My sister got an outrageous email this week. The note, from a female acquaintance, politely requested that my sis and a dozen other recipients unfriend her freshly titled ex-boyfriend on Facebook. “It’s hard for me to get distance due to the connections between you and him,” she wrote.
Wowzers. This is a new level of control-freak.
In this day and age, within minutes of a breakup, young men and women around the globe bolt to their computers and try their best to eliminate every trace of the relationship that once was—eliminating Facebook photos and wall posts (formerly cute, now gag-worthy), changing their relationship status, unfriending en masse, and swapping their cute “I’m taken” profile pic to one that screams, “I’m H-O-T-T and available (easy).”
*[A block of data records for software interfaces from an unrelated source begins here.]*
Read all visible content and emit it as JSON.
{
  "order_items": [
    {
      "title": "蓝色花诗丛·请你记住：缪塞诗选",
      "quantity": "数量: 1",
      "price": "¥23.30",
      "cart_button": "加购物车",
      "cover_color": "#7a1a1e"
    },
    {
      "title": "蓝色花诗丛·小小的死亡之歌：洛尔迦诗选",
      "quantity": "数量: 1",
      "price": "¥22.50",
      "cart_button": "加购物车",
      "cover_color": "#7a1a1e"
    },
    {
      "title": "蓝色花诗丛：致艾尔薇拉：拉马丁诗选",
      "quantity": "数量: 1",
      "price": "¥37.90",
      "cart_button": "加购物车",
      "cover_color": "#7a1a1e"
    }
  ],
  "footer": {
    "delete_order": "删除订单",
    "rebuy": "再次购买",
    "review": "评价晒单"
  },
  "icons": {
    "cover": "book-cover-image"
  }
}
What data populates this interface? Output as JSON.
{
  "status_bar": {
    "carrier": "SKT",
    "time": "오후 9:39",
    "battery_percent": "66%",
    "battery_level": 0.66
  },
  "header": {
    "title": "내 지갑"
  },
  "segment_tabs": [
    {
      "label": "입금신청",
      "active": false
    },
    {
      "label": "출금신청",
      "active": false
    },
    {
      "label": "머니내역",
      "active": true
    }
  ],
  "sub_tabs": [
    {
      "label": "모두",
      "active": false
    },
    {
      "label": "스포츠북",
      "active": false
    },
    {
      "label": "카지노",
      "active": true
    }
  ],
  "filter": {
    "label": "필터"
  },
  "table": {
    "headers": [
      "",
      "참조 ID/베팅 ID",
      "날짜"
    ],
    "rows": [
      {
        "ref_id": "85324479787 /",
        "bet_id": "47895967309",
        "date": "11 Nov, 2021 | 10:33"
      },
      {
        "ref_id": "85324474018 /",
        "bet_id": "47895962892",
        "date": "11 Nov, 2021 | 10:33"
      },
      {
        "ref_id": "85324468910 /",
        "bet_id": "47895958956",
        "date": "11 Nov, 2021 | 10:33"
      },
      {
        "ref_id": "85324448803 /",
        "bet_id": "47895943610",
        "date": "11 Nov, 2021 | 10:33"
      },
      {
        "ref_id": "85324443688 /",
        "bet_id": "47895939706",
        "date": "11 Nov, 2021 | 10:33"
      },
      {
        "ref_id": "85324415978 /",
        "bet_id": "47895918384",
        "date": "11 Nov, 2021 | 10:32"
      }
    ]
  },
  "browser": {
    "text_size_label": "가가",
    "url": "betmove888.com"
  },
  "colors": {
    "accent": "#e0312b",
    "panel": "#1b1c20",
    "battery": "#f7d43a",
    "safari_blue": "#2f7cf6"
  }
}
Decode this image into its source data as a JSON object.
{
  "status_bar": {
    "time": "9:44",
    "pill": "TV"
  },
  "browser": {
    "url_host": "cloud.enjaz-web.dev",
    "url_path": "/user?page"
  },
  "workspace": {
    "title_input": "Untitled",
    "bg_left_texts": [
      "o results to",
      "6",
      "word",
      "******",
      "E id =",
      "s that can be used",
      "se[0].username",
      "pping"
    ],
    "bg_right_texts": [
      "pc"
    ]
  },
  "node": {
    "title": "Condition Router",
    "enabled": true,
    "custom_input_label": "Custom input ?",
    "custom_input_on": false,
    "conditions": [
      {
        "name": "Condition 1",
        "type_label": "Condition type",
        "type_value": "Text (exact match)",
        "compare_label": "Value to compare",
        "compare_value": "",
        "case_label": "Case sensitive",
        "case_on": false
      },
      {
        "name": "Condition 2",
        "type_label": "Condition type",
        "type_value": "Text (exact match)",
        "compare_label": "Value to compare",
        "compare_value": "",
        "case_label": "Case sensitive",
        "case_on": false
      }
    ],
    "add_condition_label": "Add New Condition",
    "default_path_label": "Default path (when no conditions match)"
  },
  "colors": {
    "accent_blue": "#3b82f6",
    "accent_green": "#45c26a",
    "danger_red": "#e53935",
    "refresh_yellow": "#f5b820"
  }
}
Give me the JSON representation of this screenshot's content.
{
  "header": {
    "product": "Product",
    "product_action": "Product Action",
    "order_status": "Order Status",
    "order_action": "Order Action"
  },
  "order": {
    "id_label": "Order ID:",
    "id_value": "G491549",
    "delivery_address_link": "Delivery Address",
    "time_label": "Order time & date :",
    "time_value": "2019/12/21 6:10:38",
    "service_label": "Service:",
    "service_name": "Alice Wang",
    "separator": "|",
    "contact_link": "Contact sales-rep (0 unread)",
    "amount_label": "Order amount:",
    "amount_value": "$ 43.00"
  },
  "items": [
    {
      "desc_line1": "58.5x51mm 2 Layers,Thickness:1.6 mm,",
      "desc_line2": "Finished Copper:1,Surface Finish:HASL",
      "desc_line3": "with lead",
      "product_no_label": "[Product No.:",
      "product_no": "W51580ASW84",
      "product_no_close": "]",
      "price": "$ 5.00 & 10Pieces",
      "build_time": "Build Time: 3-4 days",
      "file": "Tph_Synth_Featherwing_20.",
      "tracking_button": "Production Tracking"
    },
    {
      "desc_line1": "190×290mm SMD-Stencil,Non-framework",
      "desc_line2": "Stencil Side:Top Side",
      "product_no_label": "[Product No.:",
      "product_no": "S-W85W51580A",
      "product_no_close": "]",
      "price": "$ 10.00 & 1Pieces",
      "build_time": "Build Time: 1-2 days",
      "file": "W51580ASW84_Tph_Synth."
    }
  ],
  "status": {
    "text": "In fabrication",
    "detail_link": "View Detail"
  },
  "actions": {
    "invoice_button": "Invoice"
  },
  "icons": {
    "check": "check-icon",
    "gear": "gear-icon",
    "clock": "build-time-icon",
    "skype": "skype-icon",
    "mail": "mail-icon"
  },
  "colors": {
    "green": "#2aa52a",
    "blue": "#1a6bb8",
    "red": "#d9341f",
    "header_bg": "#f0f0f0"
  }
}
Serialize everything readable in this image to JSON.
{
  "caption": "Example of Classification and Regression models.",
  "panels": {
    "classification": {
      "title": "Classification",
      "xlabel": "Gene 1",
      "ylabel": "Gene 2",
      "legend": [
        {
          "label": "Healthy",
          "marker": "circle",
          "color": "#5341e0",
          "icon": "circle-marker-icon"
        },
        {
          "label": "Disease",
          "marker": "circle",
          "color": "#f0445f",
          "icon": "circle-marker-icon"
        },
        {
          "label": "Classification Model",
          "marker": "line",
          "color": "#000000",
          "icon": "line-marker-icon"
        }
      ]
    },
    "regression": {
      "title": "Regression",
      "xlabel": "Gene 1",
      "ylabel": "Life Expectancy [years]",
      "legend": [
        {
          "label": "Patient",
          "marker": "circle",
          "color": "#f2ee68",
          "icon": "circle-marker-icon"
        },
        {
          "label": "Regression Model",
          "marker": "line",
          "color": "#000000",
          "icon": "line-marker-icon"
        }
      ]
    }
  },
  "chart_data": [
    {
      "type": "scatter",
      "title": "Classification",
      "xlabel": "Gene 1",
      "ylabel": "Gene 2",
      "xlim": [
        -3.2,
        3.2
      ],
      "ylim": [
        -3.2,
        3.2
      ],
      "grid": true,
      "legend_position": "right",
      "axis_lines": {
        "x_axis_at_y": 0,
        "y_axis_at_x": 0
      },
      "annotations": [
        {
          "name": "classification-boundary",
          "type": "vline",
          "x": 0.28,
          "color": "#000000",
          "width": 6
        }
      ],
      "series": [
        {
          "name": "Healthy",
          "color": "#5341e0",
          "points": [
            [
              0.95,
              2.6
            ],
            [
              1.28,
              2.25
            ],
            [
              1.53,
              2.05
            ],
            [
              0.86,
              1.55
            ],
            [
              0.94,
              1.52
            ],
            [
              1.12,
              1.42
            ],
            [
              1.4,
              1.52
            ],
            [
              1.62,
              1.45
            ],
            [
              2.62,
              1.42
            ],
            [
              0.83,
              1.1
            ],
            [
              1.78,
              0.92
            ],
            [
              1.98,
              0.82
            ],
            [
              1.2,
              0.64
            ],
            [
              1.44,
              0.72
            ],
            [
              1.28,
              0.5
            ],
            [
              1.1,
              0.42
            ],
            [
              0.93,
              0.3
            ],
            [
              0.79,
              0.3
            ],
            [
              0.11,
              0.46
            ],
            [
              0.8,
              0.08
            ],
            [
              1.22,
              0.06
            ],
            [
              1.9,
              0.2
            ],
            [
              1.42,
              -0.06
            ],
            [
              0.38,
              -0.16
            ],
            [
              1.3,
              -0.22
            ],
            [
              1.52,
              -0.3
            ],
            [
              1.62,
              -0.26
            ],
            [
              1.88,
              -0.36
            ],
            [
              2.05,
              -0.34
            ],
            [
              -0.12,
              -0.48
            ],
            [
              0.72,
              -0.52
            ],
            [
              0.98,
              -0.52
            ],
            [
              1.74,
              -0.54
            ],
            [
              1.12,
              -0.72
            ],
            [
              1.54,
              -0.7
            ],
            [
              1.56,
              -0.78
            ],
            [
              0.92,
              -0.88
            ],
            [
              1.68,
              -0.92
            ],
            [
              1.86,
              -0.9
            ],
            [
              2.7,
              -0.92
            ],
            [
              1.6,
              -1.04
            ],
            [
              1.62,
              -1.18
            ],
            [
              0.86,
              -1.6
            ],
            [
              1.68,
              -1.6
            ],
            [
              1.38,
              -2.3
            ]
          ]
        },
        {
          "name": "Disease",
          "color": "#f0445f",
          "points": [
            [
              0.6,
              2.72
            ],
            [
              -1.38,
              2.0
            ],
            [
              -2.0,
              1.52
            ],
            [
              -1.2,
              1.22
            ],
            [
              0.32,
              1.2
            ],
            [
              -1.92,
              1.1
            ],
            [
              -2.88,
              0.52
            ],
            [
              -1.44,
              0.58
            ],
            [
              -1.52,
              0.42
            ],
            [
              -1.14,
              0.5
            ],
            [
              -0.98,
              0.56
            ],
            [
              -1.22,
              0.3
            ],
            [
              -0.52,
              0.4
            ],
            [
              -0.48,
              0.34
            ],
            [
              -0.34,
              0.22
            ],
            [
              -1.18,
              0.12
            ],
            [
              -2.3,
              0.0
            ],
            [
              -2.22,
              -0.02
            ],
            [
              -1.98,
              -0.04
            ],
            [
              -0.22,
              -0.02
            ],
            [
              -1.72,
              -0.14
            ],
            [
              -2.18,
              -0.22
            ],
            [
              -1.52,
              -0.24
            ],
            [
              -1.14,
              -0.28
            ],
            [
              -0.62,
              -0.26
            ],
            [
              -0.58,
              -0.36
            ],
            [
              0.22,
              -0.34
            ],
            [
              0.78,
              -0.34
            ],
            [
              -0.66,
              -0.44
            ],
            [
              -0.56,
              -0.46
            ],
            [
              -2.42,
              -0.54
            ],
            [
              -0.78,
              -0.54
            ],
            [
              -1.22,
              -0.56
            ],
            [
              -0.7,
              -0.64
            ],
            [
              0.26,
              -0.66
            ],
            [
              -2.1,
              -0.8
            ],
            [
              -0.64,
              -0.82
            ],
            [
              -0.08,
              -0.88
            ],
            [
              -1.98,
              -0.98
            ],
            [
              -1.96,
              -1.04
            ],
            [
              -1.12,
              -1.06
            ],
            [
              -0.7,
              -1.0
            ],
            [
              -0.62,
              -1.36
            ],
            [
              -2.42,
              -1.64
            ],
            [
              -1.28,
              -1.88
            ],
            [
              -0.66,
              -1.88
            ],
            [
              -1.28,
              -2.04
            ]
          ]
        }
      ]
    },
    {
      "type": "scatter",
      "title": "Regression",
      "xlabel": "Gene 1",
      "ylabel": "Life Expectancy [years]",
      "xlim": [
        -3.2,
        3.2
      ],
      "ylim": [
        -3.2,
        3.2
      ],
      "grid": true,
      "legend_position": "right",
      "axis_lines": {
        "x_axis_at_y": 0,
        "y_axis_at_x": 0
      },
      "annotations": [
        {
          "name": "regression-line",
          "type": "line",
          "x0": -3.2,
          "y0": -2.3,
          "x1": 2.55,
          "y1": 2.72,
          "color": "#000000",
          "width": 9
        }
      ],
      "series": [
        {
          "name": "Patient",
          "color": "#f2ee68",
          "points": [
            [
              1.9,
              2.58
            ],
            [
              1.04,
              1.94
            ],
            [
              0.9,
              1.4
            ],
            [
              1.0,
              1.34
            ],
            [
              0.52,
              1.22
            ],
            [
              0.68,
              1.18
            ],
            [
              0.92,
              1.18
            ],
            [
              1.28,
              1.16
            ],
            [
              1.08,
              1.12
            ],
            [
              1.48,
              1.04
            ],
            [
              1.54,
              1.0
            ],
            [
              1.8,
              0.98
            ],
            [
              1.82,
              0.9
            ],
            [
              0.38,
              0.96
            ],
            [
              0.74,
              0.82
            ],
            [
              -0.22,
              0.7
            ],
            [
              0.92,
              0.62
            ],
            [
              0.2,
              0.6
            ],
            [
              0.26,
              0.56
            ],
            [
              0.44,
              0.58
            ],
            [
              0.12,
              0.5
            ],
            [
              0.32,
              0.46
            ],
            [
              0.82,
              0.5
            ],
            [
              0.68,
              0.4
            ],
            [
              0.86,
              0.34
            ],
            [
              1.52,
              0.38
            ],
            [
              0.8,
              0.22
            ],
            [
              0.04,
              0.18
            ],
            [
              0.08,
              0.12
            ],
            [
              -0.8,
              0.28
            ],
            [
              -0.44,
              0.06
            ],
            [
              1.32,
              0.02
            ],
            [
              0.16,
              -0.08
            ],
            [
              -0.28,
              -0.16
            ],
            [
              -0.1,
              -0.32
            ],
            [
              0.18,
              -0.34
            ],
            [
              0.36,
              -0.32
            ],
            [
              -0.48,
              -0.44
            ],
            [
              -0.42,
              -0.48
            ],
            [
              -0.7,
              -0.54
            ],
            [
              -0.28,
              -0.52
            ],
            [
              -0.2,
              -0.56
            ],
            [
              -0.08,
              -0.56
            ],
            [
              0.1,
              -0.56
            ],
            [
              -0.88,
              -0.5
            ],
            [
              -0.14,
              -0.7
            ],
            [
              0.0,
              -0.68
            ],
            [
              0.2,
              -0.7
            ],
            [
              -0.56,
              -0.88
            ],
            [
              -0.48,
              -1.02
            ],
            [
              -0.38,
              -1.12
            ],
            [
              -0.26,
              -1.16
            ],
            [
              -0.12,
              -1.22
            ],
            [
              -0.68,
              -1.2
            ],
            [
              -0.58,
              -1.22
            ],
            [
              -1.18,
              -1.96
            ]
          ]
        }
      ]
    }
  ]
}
If only I were still enrolled in my college “Anthropology of the Internet” class! I would write my final paper on the digital detritus of relationships. Sadly, when I was a student, social media hadn’t been invented yet.
Speaking of school, I’d like to teach this chick a couple of lessons. For starters, don’t be reckless with the email addresses of your acquaintances—there’s this thing called Bcc!
Secondly, just because you are having trouble dealing with your recent breakup doesn’t mean that you have the right to control the social circles people run in. Breakups are awful; I’m sorry you feel bad. Now, get your head on straight and realize what you are asking people (that you don’t know very well) to do! You don’t get to have a say about who your ex—or anyone else—keeps company with.
Thirdly, you’re making yourself look really bad. You’re putting your worst, most bitter and vengeful foot forward. If these “connections” are so upsetting, you need to take a Facebook break. You’ve already lost a boyfriend. Start acting less hostile, and you’ll get to keep your friends.
Photo by Unlisted Sightings